■ **About this exercise**
Your answer should consist of every line from the records that holds the string "initials".

App and web page records
════════════════════

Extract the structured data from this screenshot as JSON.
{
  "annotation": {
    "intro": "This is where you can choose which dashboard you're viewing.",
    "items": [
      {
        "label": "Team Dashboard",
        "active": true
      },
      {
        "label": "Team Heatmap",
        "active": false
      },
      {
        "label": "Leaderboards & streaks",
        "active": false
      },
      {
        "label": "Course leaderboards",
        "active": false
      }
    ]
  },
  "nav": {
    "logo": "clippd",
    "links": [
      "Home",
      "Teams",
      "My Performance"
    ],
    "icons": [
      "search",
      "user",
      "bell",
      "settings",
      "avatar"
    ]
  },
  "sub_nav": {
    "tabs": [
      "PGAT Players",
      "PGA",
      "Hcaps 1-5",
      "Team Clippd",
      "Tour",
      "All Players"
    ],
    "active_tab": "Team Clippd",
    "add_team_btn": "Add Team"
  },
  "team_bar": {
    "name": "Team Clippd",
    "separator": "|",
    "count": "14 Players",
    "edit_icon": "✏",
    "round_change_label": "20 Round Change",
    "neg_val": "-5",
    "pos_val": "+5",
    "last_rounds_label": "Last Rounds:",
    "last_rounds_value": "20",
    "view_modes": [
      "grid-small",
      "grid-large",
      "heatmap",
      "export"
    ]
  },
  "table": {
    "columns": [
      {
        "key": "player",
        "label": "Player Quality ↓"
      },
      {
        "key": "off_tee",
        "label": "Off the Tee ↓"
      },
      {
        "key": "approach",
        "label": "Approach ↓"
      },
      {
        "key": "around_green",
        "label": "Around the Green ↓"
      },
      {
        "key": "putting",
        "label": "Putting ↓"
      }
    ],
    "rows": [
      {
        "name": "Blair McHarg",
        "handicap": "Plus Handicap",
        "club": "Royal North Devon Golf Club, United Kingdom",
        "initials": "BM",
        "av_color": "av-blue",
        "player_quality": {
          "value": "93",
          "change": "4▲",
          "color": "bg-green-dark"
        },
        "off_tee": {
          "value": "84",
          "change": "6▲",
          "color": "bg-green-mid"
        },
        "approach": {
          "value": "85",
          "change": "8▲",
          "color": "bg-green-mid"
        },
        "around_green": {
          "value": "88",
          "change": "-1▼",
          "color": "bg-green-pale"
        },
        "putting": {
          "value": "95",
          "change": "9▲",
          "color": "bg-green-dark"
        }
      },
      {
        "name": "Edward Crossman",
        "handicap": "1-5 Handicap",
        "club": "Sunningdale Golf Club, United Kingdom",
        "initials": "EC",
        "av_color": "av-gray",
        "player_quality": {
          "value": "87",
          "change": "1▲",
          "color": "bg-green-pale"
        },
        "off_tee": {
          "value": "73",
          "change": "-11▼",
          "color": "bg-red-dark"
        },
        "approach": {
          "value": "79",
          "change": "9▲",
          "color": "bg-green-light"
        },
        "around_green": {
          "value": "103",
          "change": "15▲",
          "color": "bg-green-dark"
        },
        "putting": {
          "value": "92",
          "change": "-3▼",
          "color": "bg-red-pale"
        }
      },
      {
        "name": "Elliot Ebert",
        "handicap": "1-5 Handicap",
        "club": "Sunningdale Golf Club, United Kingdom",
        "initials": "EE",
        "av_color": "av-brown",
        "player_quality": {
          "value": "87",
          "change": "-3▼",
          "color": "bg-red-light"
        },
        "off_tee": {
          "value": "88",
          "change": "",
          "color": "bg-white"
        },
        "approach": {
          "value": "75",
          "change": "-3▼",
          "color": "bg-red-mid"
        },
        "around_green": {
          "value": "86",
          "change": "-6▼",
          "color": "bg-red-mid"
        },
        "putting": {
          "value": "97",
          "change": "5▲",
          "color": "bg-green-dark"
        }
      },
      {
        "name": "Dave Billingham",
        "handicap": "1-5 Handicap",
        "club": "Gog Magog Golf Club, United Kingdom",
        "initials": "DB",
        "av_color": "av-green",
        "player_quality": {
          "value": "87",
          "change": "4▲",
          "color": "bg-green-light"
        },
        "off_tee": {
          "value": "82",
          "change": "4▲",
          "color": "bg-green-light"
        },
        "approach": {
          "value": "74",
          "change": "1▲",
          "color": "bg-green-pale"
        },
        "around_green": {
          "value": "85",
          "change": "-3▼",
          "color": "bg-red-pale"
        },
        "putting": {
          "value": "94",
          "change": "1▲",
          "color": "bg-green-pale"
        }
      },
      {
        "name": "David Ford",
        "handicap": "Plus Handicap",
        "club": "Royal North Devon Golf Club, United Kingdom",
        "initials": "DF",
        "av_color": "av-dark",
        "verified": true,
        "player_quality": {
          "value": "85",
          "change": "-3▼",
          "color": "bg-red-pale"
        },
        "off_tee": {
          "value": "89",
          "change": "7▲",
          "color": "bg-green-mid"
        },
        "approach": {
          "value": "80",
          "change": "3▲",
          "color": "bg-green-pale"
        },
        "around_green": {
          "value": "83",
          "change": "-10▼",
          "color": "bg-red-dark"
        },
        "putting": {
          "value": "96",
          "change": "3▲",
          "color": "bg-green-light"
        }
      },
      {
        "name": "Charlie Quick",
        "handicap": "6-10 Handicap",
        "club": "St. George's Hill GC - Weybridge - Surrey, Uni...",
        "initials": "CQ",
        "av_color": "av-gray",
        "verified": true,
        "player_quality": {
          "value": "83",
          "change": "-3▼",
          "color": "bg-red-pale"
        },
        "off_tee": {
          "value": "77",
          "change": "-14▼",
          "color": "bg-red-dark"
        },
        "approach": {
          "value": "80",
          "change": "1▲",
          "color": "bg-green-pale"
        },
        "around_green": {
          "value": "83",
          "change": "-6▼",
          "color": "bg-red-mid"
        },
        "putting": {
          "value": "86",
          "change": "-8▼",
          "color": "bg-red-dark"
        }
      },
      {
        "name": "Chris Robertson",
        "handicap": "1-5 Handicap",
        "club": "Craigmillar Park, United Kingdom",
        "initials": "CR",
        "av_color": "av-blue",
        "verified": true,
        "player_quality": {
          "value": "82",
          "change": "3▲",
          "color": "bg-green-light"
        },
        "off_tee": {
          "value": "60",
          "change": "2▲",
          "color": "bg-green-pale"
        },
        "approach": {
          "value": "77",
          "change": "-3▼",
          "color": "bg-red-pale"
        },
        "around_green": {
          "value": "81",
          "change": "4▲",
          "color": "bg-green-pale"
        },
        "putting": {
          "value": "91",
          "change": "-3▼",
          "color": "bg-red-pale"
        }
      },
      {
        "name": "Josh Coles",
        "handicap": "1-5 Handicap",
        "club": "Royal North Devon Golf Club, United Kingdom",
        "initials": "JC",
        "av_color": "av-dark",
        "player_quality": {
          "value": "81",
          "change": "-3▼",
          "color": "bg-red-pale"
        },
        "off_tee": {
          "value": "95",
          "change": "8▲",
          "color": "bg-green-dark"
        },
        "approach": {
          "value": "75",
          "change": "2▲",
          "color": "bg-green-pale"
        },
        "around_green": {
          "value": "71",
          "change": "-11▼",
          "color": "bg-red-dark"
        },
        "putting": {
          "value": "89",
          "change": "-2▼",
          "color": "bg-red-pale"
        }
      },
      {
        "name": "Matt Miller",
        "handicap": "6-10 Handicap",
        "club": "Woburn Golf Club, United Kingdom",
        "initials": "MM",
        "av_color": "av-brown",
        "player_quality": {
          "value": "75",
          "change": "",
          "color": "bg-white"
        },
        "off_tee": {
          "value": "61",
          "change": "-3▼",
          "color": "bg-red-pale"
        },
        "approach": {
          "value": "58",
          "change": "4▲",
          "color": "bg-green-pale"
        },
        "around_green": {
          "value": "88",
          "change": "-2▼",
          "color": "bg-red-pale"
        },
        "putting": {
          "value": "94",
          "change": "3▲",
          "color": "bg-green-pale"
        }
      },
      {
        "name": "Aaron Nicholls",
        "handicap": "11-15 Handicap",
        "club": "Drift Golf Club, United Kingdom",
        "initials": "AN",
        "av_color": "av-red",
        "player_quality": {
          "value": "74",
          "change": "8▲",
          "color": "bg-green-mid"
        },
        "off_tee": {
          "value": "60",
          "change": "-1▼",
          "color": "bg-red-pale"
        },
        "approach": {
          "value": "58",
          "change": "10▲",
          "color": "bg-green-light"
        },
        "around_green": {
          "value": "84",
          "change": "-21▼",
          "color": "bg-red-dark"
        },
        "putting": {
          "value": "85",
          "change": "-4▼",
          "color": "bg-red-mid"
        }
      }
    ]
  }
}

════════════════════

■ **The answer**
        "initials": "BM",
        "initials": "EC",
        "initials": "EE",
        "initials": "DB",
        "initials": "DF",
        "initials": "CQ",
        "initials": "CR",
        "initials": "JC",
        "initials": "MM",
        "initials": "AN",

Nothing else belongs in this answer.